- Is somewhat effective in moving yellow jackets to a new location. (More effective in a short period than the traps)
- This only lasts a few hours.
- This will make your longer term problem worse. In exchange for a short term gain you are actually feeding the yellow jackets and therefore helping them grow faster than they would otherwise.
- You need to know the general location of the nest and have a place to put the decoy that is at least 100ft away from your table.
5. Exterminator or Pest Control Service ($150+)
If you have a yellow jacket problem don’t want to deal with the problem yourself you can hire an exterminator to get rid of your yellow jackets. Many pest control services provide a service to help mitigate yellow jackets as part of their per-month service or for an annual fee. They will try to use approved bait stations, identify and kill nests and spray the area with a pesticide and deterrent. From our experience, the cost is about $150 and we’ve had mixed results. Some pest control have had good results getting rid of yellow jackets while others only deter them for a few weeks.
- You have a real person helping you out (it’s not DIY)
- If you know the nest, they will remove it for you.
- Some exterminators can spray the area and reduce yellow jacket involvement
- Hit or miss effectiveness
- Some use excessive amounts of pesticide which can be harmful to other beneficial insects and may pose a safety hazard.

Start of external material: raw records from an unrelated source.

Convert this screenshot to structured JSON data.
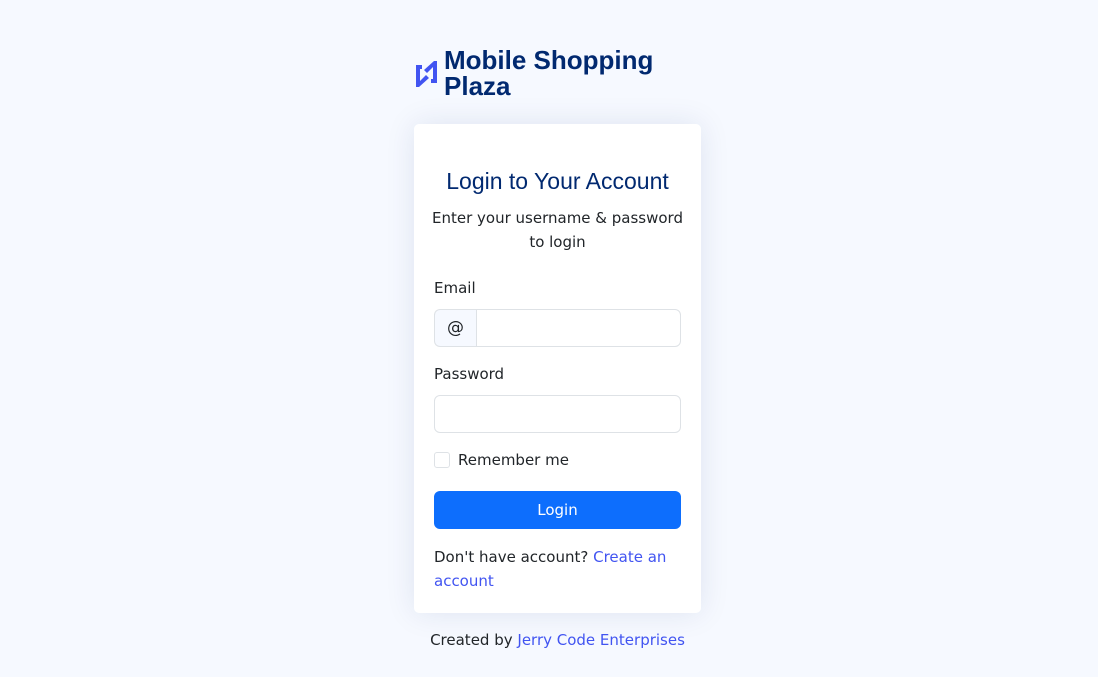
{
  "brand": {
    "name": "Mobile Shopping Plaza",
    "logo_icon": "logo-icon",
    "color": "#012970"
  },
  "card": {
    "title": "Login to Your Account",
    "subtitle": "Enter your username & password to login"
  },
  "form": {
    "email_label": "Email",
    "email_addon": "@",
    "email_value": "",
    "password_label": "Password",
    "password_value": "",
    "remember_label": "Remember me",
    "remember_checked": false,
    "login_label": "Login"
  },
  "signup": {
    "prompt": "Don't have account?",
    "link_label": "Create an account"
  },
  "footer": {
    "prefix": "Created by",
    "link_label": "Jerry Code Enterprises"
  },
  "colors": {
    "accent": "#0d6efd",
    "link": "#4154f1",
    "background": "#f6f9ff"
  }
}
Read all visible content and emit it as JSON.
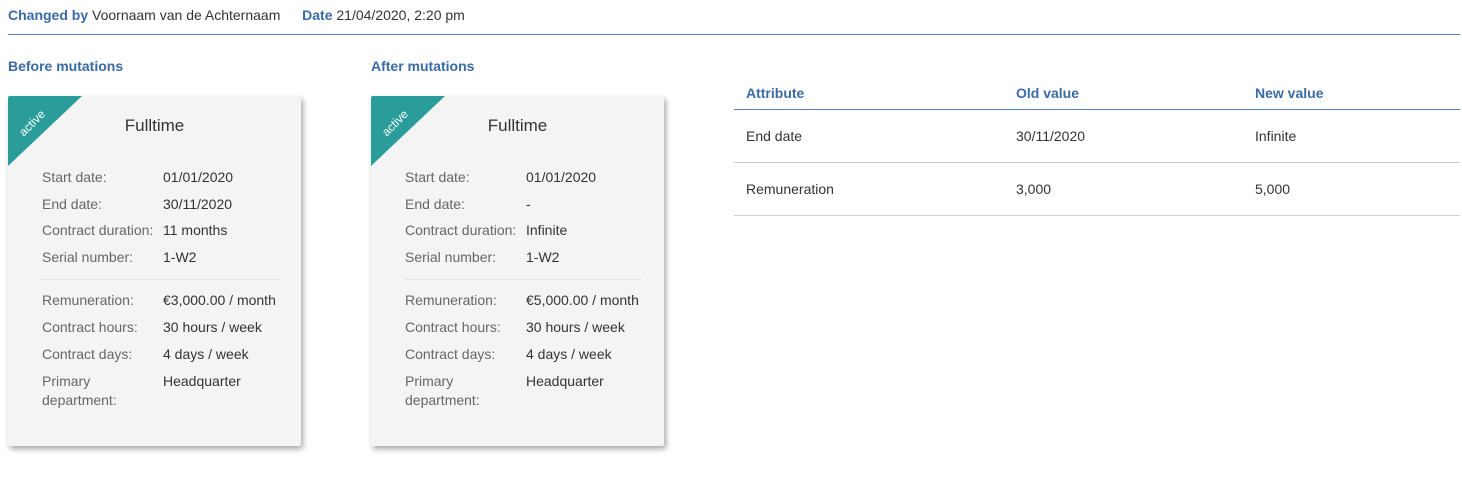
{
  "header": {
    "changed_by_label": "Changed by",
    "changed_by_value": "Voornaam van de Achternaam",
    "date_label": "Date",
    "date_value": "21/04/2020, 2:20 pm"
  },
  "before": {
    "section_title": "Before mutations",
    "badge": "active",
    "title": "Fulltime",
    "fields": [
      {
        "label": "Start date:",
        "value": "01/01/2020"
      },
      {
        "label": "End date:",
        "value": "30/11/2020"
      },
      {
        "label": "Contract duration:",
        "value": "11 months"
      },
      {
        "label": "Serial number:",
        "value": "1-W2"
      },
      {
        "label": "Remuneration:",
        "value": "€3,000.00 / month"
      },
      {
        "label": "Contract hours:",
        "value": "30 hours / week"
      },
      {
        "label": "Contract days:",
        "value": "4 days / week"
      },
      {
        "label": "Primary department:",
        "value": "Headquarter"
      }
    ]
  },
  "after": {
    "section_title": "After mutations",
    "badge": "active",
    "title": "Fulltime",
    "fields": [
      {
        "label": "Start date:",
        "value": "01/01/2020"
      },
      {
        "label": "End date:",
        "value": "-"
      },
      {
        "label": "Contract duration:",
        "value": "Infinite"
      },
      {
        "label": "Serial number:",
        "value": "1-W2"
      },
      {
        "label": "Remuneration:",
        "value": "€5,000.00 / month"
      },
      {
        "label": "Contract hours:",
        "value": "30 hours / week"
      },
      {
        "label": "Contract days:",
        "value": "4 days / week"
      },
      {
        "label": "Primary department:",
        "value": "Headquarter"
      }
    ]
  },
  "changes": {
    "columns": [
      "Attribute",
      "Old value",
      "New value"
    ],
    "rows": [
      [
        "End date",
        "30/11/2020",
        "Infinite"
      ],
      [
        "Remuneration",
        "3,000",
        "5,000"
      ]
    ]
  },
  "colors": {
    "accent": "#3a6aa8",
    "badge": "#2a9d9a",
    "card_bg": "#f4f4f4"
  }
}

6. Wasp Nest Removal Spray ($15)
If you know the location of the nest, you can purchase a spray-based pesticide that can spray and kill an entire nest from about 20 feet away. (People have also suggested pouring gasoline and hot water but I think if you are taking the risk to kill yellow jackets, you should pick the most effective thing possible).

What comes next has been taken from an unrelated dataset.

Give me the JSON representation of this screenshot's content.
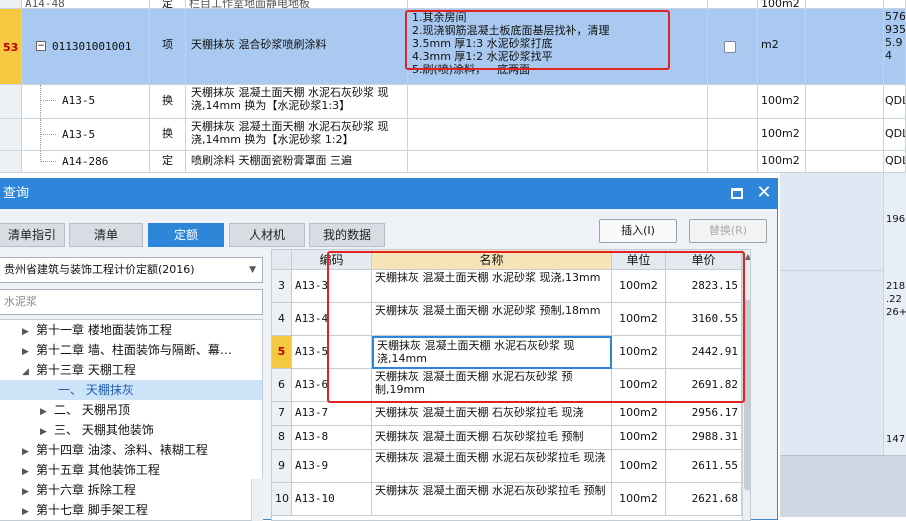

This is by far the most dangerous way to deal with yellow jacket nests and the most likely to cause serious injury or death. Yellow Jackets are highly protective of their nests and may swarm in retaliation.
To kill the nest correctly, you get up in the middle of the night when the yellow jackets are least active and completely cover yourself (including your face and eyes) in protective gear. You then find the nest using a flashlight and completely spray the nest from at least 10-15 feet away.

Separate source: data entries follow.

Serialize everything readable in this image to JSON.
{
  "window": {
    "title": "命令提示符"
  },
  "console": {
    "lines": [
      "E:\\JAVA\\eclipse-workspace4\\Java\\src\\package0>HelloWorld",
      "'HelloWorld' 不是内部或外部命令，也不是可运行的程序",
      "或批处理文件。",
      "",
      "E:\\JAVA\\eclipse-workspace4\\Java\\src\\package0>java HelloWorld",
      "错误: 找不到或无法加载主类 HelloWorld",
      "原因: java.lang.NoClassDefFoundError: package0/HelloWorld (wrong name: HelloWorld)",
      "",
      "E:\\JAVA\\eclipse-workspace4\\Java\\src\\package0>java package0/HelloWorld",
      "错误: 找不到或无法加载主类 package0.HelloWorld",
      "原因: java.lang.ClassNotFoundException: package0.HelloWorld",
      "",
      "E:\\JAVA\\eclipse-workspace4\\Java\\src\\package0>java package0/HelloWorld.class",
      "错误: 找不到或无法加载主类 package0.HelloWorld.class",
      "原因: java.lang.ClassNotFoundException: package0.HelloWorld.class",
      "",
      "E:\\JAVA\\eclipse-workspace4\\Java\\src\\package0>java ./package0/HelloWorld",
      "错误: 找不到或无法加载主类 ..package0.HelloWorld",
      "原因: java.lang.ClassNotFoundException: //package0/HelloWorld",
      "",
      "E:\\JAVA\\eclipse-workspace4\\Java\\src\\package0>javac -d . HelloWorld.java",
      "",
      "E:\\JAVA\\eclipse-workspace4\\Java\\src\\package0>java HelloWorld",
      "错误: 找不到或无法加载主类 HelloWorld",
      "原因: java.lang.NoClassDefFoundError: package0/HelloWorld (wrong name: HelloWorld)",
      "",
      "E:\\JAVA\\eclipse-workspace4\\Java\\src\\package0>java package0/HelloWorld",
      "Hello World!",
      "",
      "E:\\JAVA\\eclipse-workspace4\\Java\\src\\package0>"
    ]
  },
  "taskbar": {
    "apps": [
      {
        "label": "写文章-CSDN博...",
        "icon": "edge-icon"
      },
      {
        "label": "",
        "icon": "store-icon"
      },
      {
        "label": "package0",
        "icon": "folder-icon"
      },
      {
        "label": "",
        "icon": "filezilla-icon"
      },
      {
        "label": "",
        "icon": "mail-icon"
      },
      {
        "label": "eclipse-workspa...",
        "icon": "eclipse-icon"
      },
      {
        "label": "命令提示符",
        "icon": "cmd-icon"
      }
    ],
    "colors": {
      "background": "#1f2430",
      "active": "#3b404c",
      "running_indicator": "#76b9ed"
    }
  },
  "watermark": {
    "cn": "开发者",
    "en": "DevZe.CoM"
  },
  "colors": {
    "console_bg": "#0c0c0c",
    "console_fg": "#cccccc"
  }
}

The best time to do this is in the middle of the night when when the temperature drops below 50 degrees and it is too cold for yellow jackets to go outside.
If you do plan on spraying a nest, make sure to prepare a plan for a quick escape into an enclosed area in case the yellow jackets exit the nest and attack.
- Will kill the nest for the season when done effectively.
- Inexpensive relative to the other options.
- Dangerous. Can cause serious injury or death if not done properly.
- You need to know the location of the nest for this to work.
- This requires a large amount of pesticide sprayed on your property.
- Requires middle-of-the-night or early morning activity and requires some type of protective gear.
6. Dryer Sheets
Many Internet sites propose placing fresh dryer sheets on your table with the thought that the sheet smell will deter yellow jackets. From our experience this maybe deters yellow-jackets for 5 minutes. After that is has no benefit except giving your food a dryer sheet smell.
** Pros: **
- Smells nice :)
** Cons: **
- Not effective
7. Inflated Paper bags
Some sites suggest hanging inflated paper bags as a way to trick wasps into thinking another nest is nearby. This may work with hornets who have nests in trees. This does not work at all with yellow jacket wasps who have nests underground. It will not prevent them going after your food.
- Slightly effective for hornets, not effective at all for yellow jacket wasps
8. BONUS: Lemongrass, Spearmint, lavender, etc…
A number of sites have suggested using Lemongrass, Spearmint, Lavender and other strong spices to deter the yellow jackets. Some sites say lemongrass contains citrenella - a mosquito repellant and that planting live lemongrass may help deter wasps. This is only marginally effective and will not stop them if there is enough meat nearby.
- Safe (totally edible)
- Can deter mosquitos*
- Only marginally effective